With the end of the financial year fast approaching, ASFA's ROSS CLARE highlights some opportunities and tips to help you make the most of your superannuation before 30 June.
While superannuation is a long-term proposition for Australians, there are also opportunities to improve your superannuation balance in the run-up to the end of the financial year. In many cases there is a need to act soon if you want to have a contribution or other transaction processed in time.
Like private health insurance benefit caps for dental and optical expenses, it can be an annual ‘use it or lose it’ exercise. Contribution and other superannuation caps generally reset each financial year.
For this financial year and also next financial year the concessional contributions cap is $27,500. The concessional cap applies to contributions that come from your before tax income and which are generally taxed at the rate of 15% when they are received by a superannuation fund rather than at your personal marginal income tax rate. A higher tax rate applies when your contributions and taxable income exceed $250,000 a year. Your employer Superannuation Guarantee contributions are concessional contributions, as are salary sacrifice contributions and contributions for which you claim a personal tax deduction in your tax return.
Carry forward rules allow you to make extra concessional contributions—above the general concessional contributions cap—without having to pay extra tax. This involves accessing unused concessional cap amounts from previous years. However, this is only available when your total super balance at the end of 30 June of the previous financial year is less than $500,000. Other conditions also apply.

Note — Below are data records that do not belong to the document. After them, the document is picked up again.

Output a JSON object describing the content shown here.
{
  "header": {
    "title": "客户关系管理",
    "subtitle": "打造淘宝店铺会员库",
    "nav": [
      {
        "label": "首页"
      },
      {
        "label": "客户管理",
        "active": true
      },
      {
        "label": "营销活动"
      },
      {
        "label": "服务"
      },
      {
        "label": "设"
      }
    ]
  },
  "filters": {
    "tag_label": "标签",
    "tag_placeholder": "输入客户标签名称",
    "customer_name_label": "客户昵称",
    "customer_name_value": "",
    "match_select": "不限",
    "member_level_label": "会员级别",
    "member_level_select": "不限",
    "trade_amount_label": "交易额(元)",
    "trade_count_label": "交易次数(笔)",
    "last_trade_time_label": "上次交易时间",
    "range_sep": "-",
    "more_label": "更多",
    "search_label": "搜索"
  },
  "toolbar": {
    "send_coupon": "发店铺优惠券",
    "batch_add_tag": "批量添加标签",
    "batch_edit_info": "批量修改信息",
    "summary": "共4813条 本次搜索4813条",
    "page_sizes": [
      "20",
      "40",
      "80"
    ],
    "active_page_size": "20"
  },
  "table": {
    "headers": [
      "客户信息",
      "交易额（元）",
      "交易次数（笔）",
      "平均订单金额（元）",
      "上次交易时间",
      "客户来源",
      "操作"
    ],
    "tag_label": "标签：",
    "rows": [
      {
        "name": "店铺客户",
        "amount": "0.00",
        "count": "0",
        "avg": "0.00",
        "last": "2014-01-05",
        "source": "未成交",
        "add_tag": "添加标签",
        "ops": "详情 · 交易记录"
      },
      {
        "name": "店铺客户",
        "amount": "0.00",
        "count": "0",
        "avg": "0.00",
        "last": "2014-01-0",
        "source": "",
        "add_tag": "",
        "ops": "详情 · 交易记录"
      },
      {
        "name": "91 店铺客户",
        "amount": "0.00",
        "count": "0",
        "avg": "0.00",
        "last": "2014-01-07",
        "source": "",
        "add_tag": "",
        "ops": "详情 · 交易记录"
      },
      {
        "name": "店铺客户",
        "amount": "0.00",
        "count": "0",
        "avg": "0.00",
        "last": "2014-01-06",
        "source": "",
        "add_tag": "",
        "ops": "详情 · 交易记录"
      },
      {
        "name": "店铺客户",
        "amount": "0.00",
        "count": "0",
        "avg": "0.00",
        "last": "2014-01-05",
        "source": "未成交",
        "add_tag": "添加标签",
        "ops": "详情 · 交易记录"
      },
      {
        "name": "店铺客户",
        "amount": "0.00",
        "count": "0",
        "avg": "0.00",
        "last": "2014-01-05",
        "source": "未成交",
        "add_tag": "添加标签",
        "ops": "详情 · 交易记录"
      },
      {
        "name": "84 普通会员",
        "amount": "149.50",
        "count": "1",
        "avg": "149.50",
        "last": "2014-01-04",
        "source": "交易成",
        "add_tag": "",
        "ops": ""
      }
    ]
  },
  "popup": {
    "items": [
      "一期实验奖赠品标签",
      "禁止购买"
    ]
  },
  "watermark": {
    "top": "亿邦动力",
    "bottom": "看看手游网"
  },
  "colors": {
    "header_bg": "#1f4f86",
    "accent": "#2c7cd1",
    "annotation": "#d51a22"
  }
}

It can also be worthwhile for some individuals to make non-concessional contributions. You do not get a tax deduction for these but there is generally a lower rate of tax applying to investment earnings within superannuation. The general cap for these contributions is generally $100,000 but in some cases you can bring forward your cap from future years to increase the amount you can contribute. Various conditions and limits apply so as with concessional contributions talk to your fund first or seek professional tax or financial advice before making such contributions.
if you’re a low or middle-income earner and make personal (after-tax) contributions to your super fund, the Government may also make a contribution (called a co-contribution) up to a maximum amount of $500. The amount of government co-contribution you receive depends on your income and how much you contribute. You don’t need to apply for the super co-contribution. When you lodge your tax return, the ATO will work out if you’re eligible and make any required payment to your fund.
Starting up an account-based income stream with your superannuation balance can make good sense when you retire. Investment earnings supporting an income stream are tax free, and income streams are generally free from tax when you are aged 60 and over.
There is though a lifetime limit on the total amount of super that can be transferred into tax-free retirement phase income streams, including most pensions and annuities. On 1 July 2023, the general transfer balance cap will index by $200,000 to $1.9 million. So if your are thinking about starting up an income stream and your super balance is over $1.7 million, you might want to think about waiting until after 30 June.
Also, for those retiring soon but with lower super balances getting as much money into tax advantaged super as possible before retirement could be a good move. Many individuals can make full use of both concessional and non-concessional caps, including the measures described above which allow carry forward of past unused caps or bringing forward the use of future caps. Age limits and work tests can apply, so talk to your fund or financial adviser before making any contributions.